▶ _Instructions for the task_
Where a line of the material contains the string "items", copy that line.
START The records
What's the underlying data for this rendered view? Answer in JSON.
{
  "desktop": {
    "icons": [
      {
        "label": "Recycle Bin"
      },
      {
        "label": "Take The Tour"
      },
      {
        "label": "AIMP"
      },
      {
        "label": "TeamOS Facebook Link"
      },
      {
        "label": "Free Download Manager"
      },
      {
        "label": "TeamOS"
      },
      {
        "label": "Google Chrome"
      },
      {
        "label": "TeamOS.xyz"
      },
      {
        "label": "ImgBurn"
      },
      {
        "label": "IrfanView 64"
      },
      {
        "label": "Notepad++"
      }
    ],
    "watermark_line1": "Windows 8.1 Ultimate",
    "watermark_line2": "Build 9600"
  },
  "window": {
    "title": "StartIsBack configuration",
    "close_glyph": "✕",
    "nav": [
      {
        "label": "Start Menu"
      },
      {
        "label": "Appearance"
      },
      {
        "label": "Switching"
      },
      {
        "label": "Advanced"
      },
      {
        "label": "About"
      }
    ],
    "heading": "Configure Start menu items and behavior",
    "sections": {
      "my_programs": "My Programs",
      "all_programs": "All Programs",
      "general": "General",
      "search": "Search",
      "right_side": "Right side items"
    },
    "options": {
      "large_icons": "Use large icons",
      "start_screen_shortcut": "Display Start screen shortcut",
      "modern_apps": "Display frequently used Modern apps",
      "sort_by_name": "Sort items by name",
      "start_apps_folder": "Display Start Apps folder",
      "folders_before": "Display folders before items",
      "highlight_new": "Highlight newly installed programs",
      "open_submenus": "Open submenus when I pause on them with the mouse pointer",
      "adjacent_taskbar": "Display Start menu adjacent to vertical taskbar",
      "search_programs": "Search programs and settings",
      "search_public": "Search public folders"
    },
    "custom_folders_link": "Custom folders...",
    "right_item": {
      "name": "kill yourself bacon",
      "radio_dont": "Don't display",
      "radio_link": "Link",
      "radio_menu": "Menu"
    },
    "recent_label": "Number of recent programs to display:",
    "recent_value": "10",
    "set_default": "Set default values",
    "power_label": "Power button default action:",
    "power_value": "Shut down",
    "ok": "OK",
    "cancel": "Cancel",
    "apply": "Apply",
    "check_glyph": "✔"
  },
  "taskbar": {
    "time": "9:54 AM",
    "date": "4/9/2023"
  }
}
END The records
▶ _Task output_
    "heading": "Configure Start menu items and behavior",
      "right_side": "Right side items"
      "sort_by_name": "Sort items by name",
      "folders_before": "Display folders before items",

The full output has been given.